* AIM OF THE EXERCISE:
One line at a time, check the entries below for the word "它与汉语拼音的", and copy each line that has it.
[Opening DATA FOR REVIEW section]
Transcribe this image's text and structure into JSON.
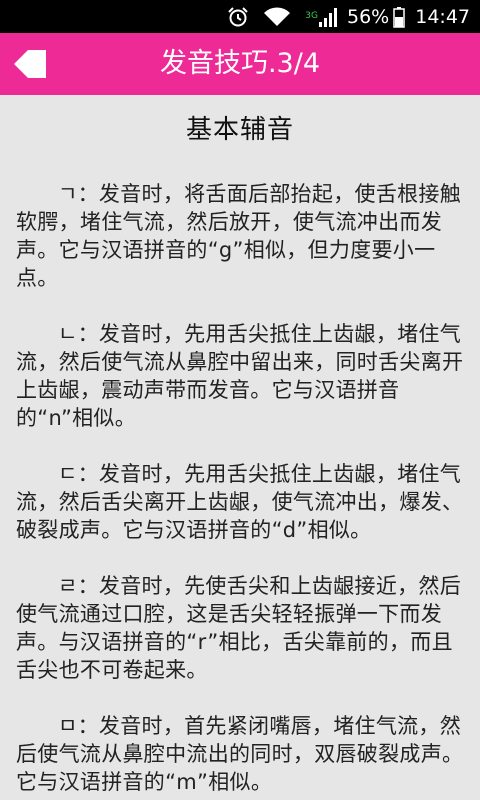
{
  "status_bar": {
    "network_type": "3G",
    "battery_percent": "56%",
    "time": "14:47"
  },
  "action_bar": {
    "title": "发音技巧.3/4",
    "background_color": "#ee2a97"
  },
  "content": {
    "heading": "基本辅音",
    "paragraphs": [
      "ㄱ：发音时，将舌面后部抬起，使舌根接触软腭，堵住气流，然后放开，使气流冲出而发声。它与汉语拼音的“g”相似，但力度要小一点。",
      "ㄴ：发音时，先用舌尖抵住上齿龈，堵住气流，然后使气流从鼻腔中留出来，同时舌尖离开上齿龈，震动声带而发音。它与汉语拼音的“n”相似。",
      "ㄷ：发音时，先用舌尖抵住上齿龈，堵住气流，然后舌尖离开上齿龈，使气流冲出，爆发、破裂成声。它与汉语拼音的“d”相似。",
      "ㄹ：发音时，先使舌尖和上齿龈接近，然后使气流通过口腔，这是舌尖轻轻振弹一下而发声。与汉语拼音的“r”相比，舌尖靠前的，而且舌尖也不可卷起来。",
      "ㅁ：发音时，首先紧闭嘴唇，堵住气流，然后使气流从鼻腔中流出的同时，双唇破裂成声。它与汉语拼音的“m”相似。"
    ]
  }
}
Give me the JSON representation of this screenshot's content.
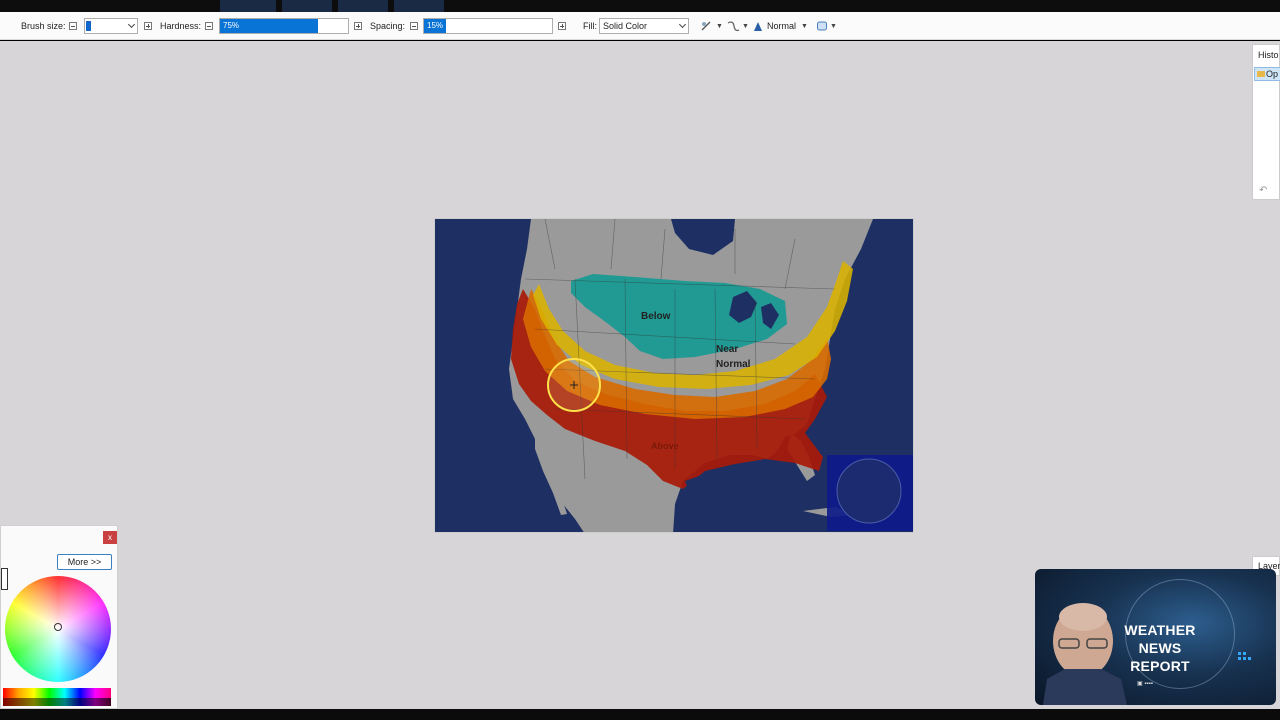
{
  "toolbar": {
    "brush_size_label": "Brush size:",
    "brush_size_value": "",
    "hardness_label": "Hardness:",
    "hardness_value": "75%",
    "hardness_fraction": 0.75,
    "spacing_label": "Spacing:",
    "spacing_value": "15%",
    "spacing_fraction": 0.15,
    "fill_label": "Fill:",
    "fill_value": "Solid Color",
    "blend_mode_value": "Normal",
    "icons": [
      "minus-icon",
      "plus-icon",
      "antialias-icon",
      "alpha-blend-icon",
      "blend-mode-icon",
      "shape-icon"
    ]
  },
  "map": {
    "label_below": "Below",
    "label_near_normal_1": "Near",
    "label_near_normal_2": "Normal",
    "label_above": "Above",
    "colors": {
      "ocean": "#1e3063",
      "land": "#9a9a9a",
      "below": "#149a94",
      "yellow": "#d9b300",
      "orange": "#d86a00",
      "red": "#a81a08",
      "cursor": "#ffe24a"
    }
  },
  "history_panel": {
    "title": "Histo",
    "item": "Op"
  },
  "layers_panel": {
    "title": "Layer"
  },
  "color_panel": {
    "close_label": "x",
    "more_label": "More >>"
  },
  "webcam": {
    "title_line1": "WEATHER NEWS",
    "title_line2": "REPORT"
  }
}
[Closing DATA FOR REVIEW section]
* EXERCISE RESPONSE:
      "ㄱ：发音时，将舌面后部抬起，使舌根接触软腭，堵住气流，然后放开，使气流冲出而发声。它与汉语拼音的“g”相似，但力度要小一点。",
      "ㄴ：发音时，先用舌尖抵住上齿龈，堵住气流，然后使气流从鼻腔中留出来，同时舌尖离开上齿龈，震动声带而发音。它与汉语拼音的“n”相似。",
      "ㄷ：发音时，先用舌尖抵住上齿龈，堵住气流，然后舌尖离开上齿龈，使气流冲出，爆发、破裂成声。它与汉语拼音的“d”相似。",
      "ㅁ：发音时，首先紧闭嘴唇，堵住气流，然后使气流从鼻腔中流出的同时，双唇破裂成声。它与汉语拼音的“m”相似。"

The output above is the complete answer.